Give the entries below again, word for word, and leave out the images.

▸ Component data from apps and pages:
[Start of Attachment]
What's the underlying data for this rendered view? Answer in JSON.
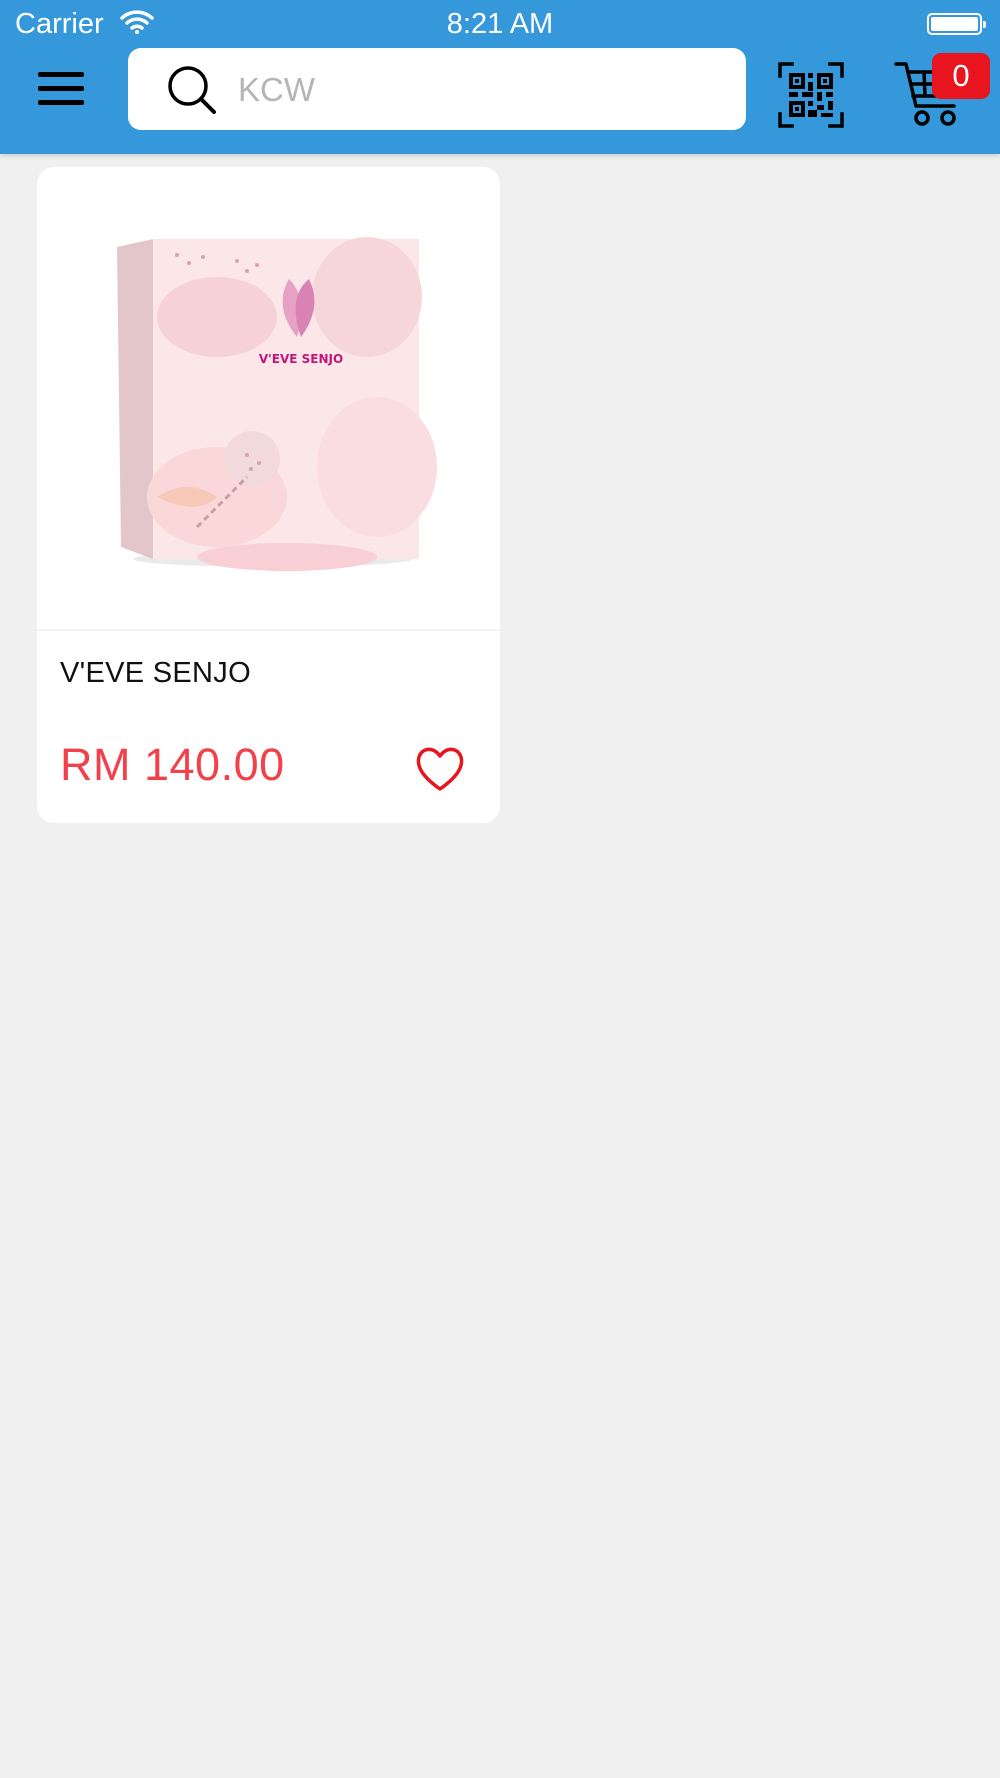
{
  "status_bar": {
    "carrier": "Carrier",
    "time": "8:21 AM"
  },
  "header": {
    "menu_icon": "hamburger-menu-icon",
    "search": {
      "placeholder": "KCW",
      "value": "",
      "icon": "search-icon"
    },
    "qr_icon": "qr-code-scanner-icon",
    "cart": {
      "icon": "shopping-cart-icon",
      "count": "0"
    }
  },
  "colors": {
    "header_bg": "#3498db",
    "page_bg": "#f0f0f0",
    "price": "#f2414b",
    "badge": "#e8141e",
    "favorite": "#e8141e"
  },
  "products": [
    {
      "name": "V'EVE SENJO",
      "price": "RM 140.00",
      "image_brand_text": "V'EVE SENJO",
      "favorite_icon": "heart-outline-icon"
    }
  ]
}
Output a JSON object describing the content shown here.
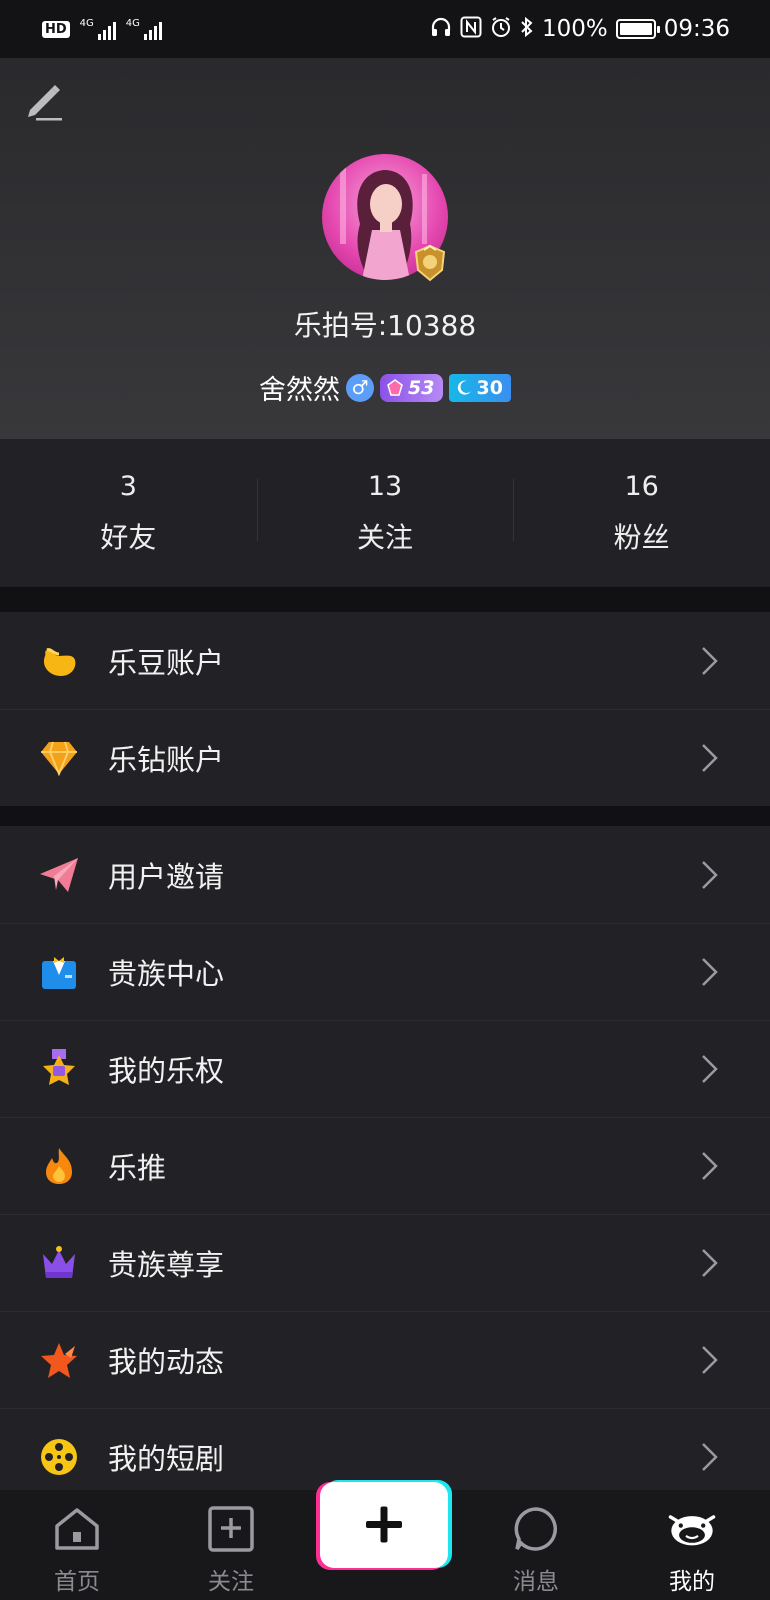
{
  "status_bar": {
    "hd_label": "HD",
    "sim1_label": "4G",
    "sim2_label": "4G",
    "battery_percent": "100%",
    "time": "09:36",
    "icons": [
      "headphones-icon",
      "nfc-icon",
      "alarm-icon",
      "bluetooth-icon",
      "battery-icon"
    ]
  },
  "profile": {
    "user_id": "乐拍号:10388",
    "username": "舍然然",
    "gender_symbol": "♂",
    "wealth_level": "53",
    "charm_level": "30"
  },
  "stats": [
    {
      "value": "3",
      "label": "好友"
    },
    {
      "value": "13",
      "label": "关注"
    },
    {
      "value": "16",
      "label": "粉丝"
    }
  ],
  "account_menu": [
    {
      "label": "乐豆账户",
      "icon": "bean-icon"
    },
    {
      "label": "乐钻账户",
      "icon": "diamond-icon"
    }
  ],
  "feature_menu": [
    {
      "label": "用户邀请",
      "icon": "paper-plane-icon"
    },
    {
      "label": "贵族中心",
      "icon": "noble-suit-icon"
    },
    {
      "label": "我的乐权",
      "icon": "rights-medal-icon"
    },
    {
      "label": "乐推",
      "icon": "flame-icon"
    },
    {
      "label": "贵族尊享",
      "icon": "crown-icon"
    },
    {
      "label": "我的动态",
      "icon": "star-icon"
    },
    {
      "label": "我的短剧",
      "icon": "film-reel-icon"
    }
  ],
  "bottom_nav": [
    {
      "label": "首页",
      "icon": "home-icon"
    },
    {
      "label": "关注",
      "icon": "follow-icon"
    },
    {
      "label": "消息",
      "icon": "message-icon"
    },
    {
      "label": "我的",
      "icon": "cow-face-icon",
      "active": true
    }
  ],
  "colors": {
    "background": "#111113",
    "panel": "#222226",
    "accent_pink": "#ff2e93",
    "accent_cyan": "#1ee6ef"
  }
}
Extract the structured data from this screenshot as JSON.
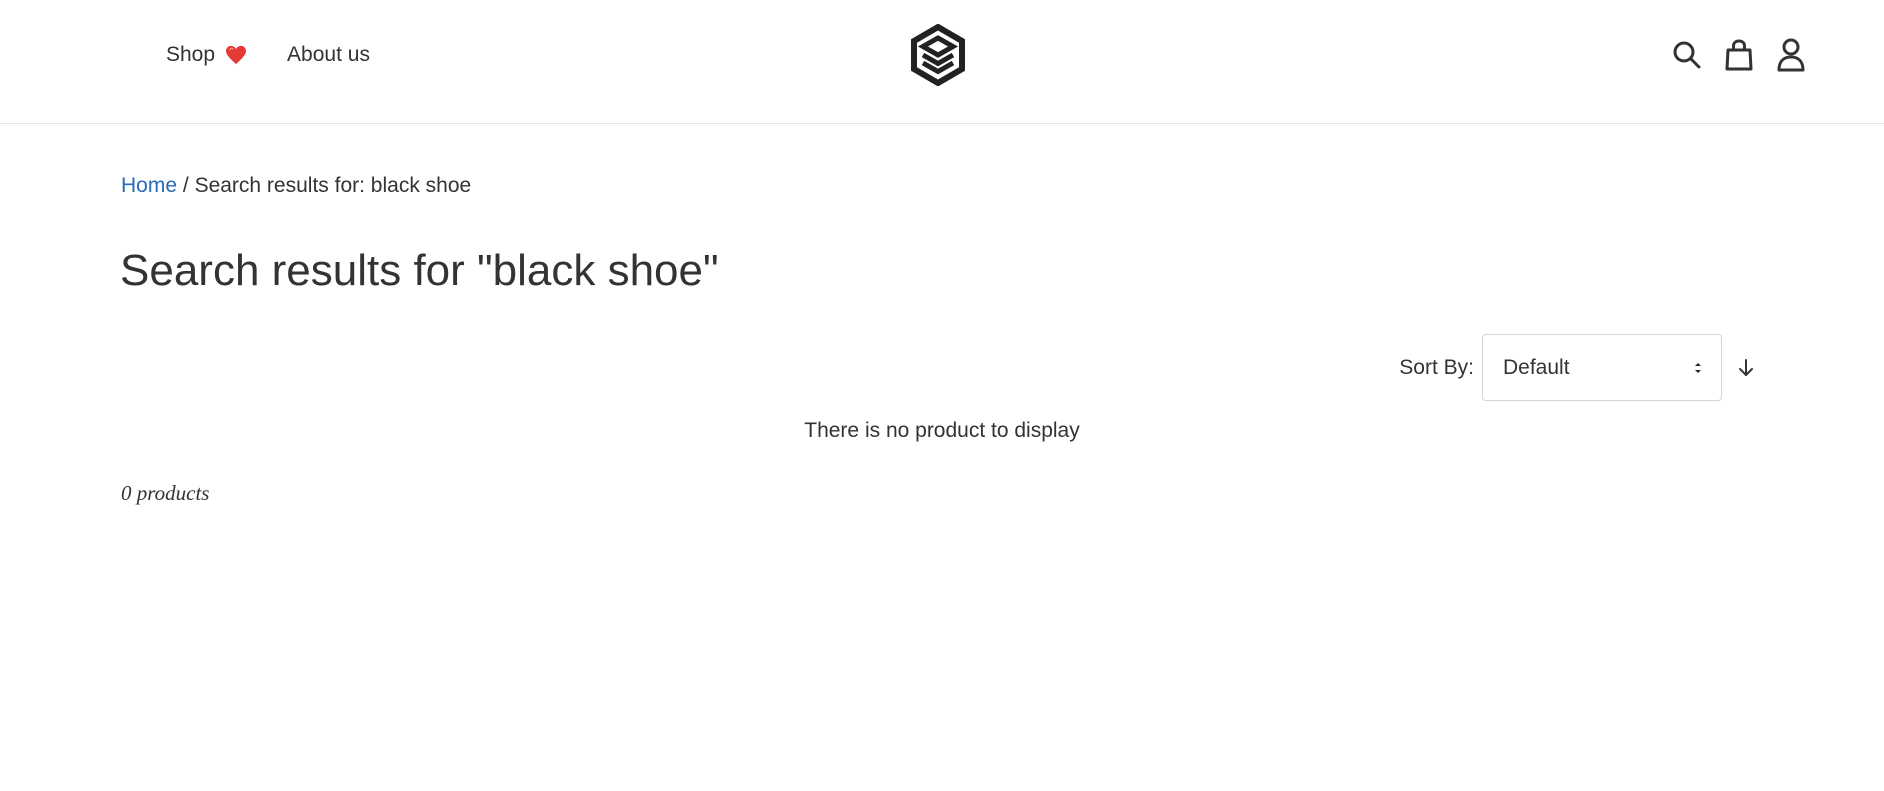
{
  "header": {
    "nav": [
      {
        "label": "Shop"
      },
      {
        "label": "About us"
      }
    ],
    "icons": [
      "search-icon",
      "cart-icon",
      "user-icon"
    ],
    "heart_color": "#e53935"
  },
  "breadcrumb": {
    "home": "Home",
    "separator": "/",
    "current": "Search results for: black shoe"
  },
  "page_title": "Search results for \"black shoe\"",
  "sort": {
    "label": "Sort By:",
    "selected": "Default"
  },
  "empty_message": "There is no product to display",
  "product_count": "0 products",
  "colors": {
    "link": "#2a6ab8",
    "text": "#333333"
  }
}
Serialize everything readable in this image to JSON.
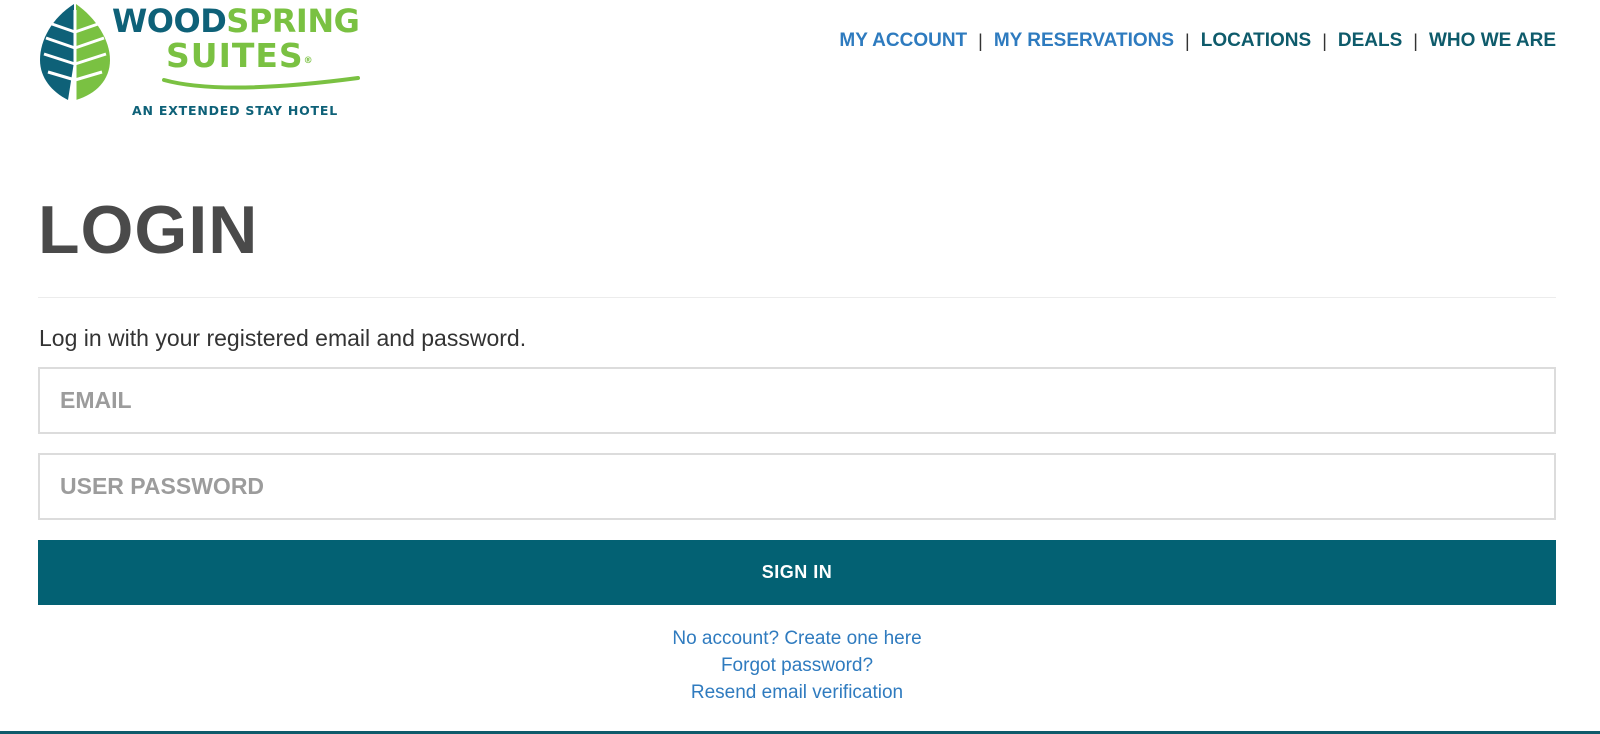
{
  "brand": {
    "name_part1": "WOOD",
    "name_part2": "SPRING",
    "name_line2": "SUITES",
    "registered_mark": "®",
    "tagline": "AN EXTENDED STAY HOTEL",
    "colors": {
      "teal": "#0e6178",
      "green": "#7ac142"
    }
  },
  "nav": {
    "items": [
      {
        "label": "MY ACCOUNT"
      },
      {
        "label": "MY RESERVATIONS"
      },
      {
        "label": "LOCATIONS"
      },
      {
        "label": "DEALS"
      },
      {
        "label": "WHO WE ARE"
      }
    ],
    "separator": "|"
  },
  "main": {
    "title": "LOGIN",
    "instructions": "Log in with your registered email and password.",
    "email": {
      "placeholder": "EMAIL",
      "value": ""
    },
    "password": {
      "placeholder": "USER PASSWORD",
      "value": ""
    },
    "submit_label": "SIGN IN",
    "links": {
      "create_account": "No account? Create one here",
      "forgot_password": "Forgot password?",
      "resend_verification": "Resend email verification"
    }
  },
  "colors": {
    "primary_button": "#036173",
    "link_blue": "#2f7bbf",
    "nav_teal": "#0e5b6b",
    "title_gray": "#4a4a4a"
  }
}
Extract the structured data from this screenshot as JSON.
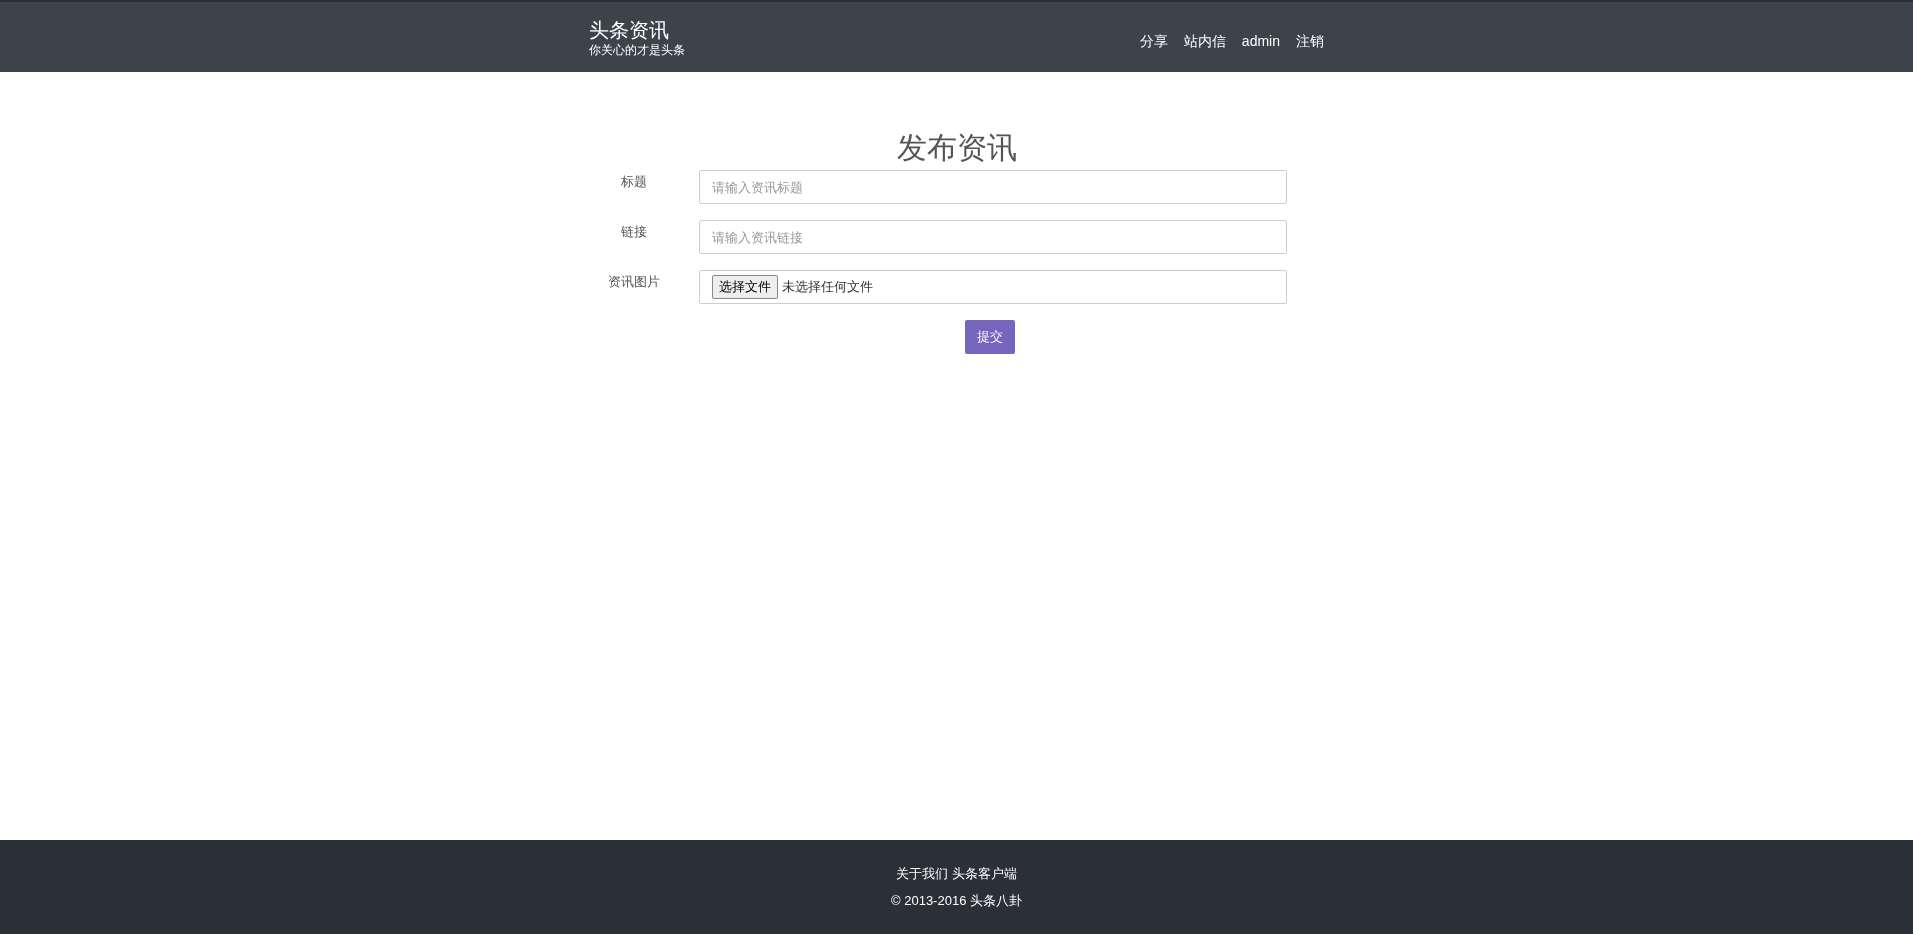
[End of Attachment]
▸ Result below:
What's the underlying data for this rendered view? Answer in JSON.
{
  "status_bar": {
    "carrier": "Carrier",
    "time": "8:21 AM"
  },
  "header": {
    "menu_icon": "hamburger-menu-icon",
    "search": {
      "placeholder": "KCW",
      "value": "",
      "icon": "search-icon"
    },
    "qr_icon": "qr-code-scanner-icon",
    "cart": {
      "icon": "shopping-cart-icon",
      "count": "0"
    }
  },
  "colors": {
    "header_bg": "#3498db",
    "page_bg": "#f0f0f0",
    "price": "#f2414b",
    "badge": "#e8141e",
    "favorite": "#e8141e"
  },
  "products": [
    {
      "name": "V'EVE SENJO",
      "price": "RM 140.00",
      "image_brand_text": "V'EVE SENJO",
      "favorite_icon": "heart-outline-icon"
    }
  ]
}
Output a JSON object describing the content shown here.
{
  "status_bar": {
    "hd_label": "HD",
    "sim1_label": "4G",
    "sim2_label": "4G",
    "battery_percent": "100%",
    "time": "09:36",
    "icons": [
      "headphones-icon",
      "nfc-icon",
      "alarm-icon",
      "bluetooth-icon",
      "battery-icon"
    ]
  },
  "profile": {
    "user_id": "乐拍号:10388",
    "username": "舍然然",
    "gender_symbol": "♂",
    "wealth_level": "53",
    "charm_level": "30"
  },
  "stats": [
    {
      "value": "3",
      "label": "好友"
    },
    {
      "value": "13",
      "label": "关注"
    },
    {
      "value": "16",
      "label": "粉丝"
    }
  ],
  "account_menu": [
    {
      "label": "乐豆账户",
      "icon": "bean-icon"
    },
    {
      "label": "乐钻账户",
      "icon": "diamond-icon"
    }
  ],
  "feature_menu": [
    {
      "label": "用户邀请",
      "icon": "paper-plane-icon"
    },
    {
      "label": "贵族中心",
      "icon": "noble-suit-icon"
    },
    {
      "label": "我的乐权",
      "icon": "rights-medal-icon"
    },
    {
      "label": "乐推",
      "icon": "flame-icon"
    },
    {
      "label": "贵族尊享",
      "icon": "crown-icon"
    },
    {
      "label": "我的动态",
      "icon": "star-icon"
    },
    {
      "label": "我的短剧",
      "icon": "film-reel-icon"
    }
  ],
  "bottom_nav": [
    {
      "label": "首页",
      "icon": "home-icon"
    },
    {
      "label": "关注",
      "icon": "follow-icon"
    },
    {
      "label": "消息",
      "icon": "message-icon"
    },
    {
      "label": "我的",
      "icon": "cow-face-icon",
      "active": true
    }
  ],
  "colors": {
    "background": "#111113",
    "panel": "#222226",
    "accent_pink": "#ff2e93",
    "accent_cyan": "#1ee6ef"
  }
}
Extract the structured data from this screenshot as JSON.
{
  "header": {
    "nav": [
      {
        "label": "Shop"
      },
      {
        "label": "About us"
      }
    ],
    "icons": [
      "search-icon",
      "cart-icon",
      "user-icon"
    ],
    "heart_color": "#e53935"
  },
  "breadcrumb": {
    "home": "Home",
    "separator": "/",
    "current": "Search results for: black shoe"
  },
  "page_title": "Search results for \"black shoe\"",
  "sort": {
    "label": "Sort By:",
    "selected": "Default"
  },
  "empty_message": "There is no product to display",
  "product_count": "0 products",
  "colors": {
    "link": "#2a6ab8",
    "text": "#333333"
  }
}
Serialize everything readable in this image to JSON.
{
  "brand": {
    "name_part1": "WOOD",
    "name_part2": "SPRING",
    "name_line2": "SUITES",
    "registered_mark": "®",
    "tagline": "AN EXTENDED STAY HOTEL",
    "colors": {
      "teal": "#0e6178",
      "green": "#7ac142"
    }
  },
  "nav": {
    "items": [
      {
        "label": "MY ACCOUNT"
      },
      {
        "label": "MY RESERVATIONS"
      },
      {
        "label": "LOCATIONS"
      },
      {
        "label": "DEALS"
      },
      {
        "label": "WHO WE ARE"
      }
    ],
    "separator": "|"
  },
  "main": {
    "title": "LOGIN",
    "instructions": "Log in with your registered email and password.",
    "email": {
      "placeholder": "EMAIL",
      "value": ""
    },
    "password": {
      "placeholder": "USER PASSWORD",
      "value": ""
    },
    "submit_label": "SIGN IN",
    "links": {
      "create_account": "No account? Create one here",
      "forgot_password": "Forgot password?",
      "resend_verification": "Resend email verification"
    }
  },
  "colors": {
    "primary_button": "#036173",
    "link_blue": "#2f7bbf",
    "nav_teal": "#0e5b6b",
    "title_gray": "#4a4a4a"
  }
}
Extract the structured data from this screenshot as JSON.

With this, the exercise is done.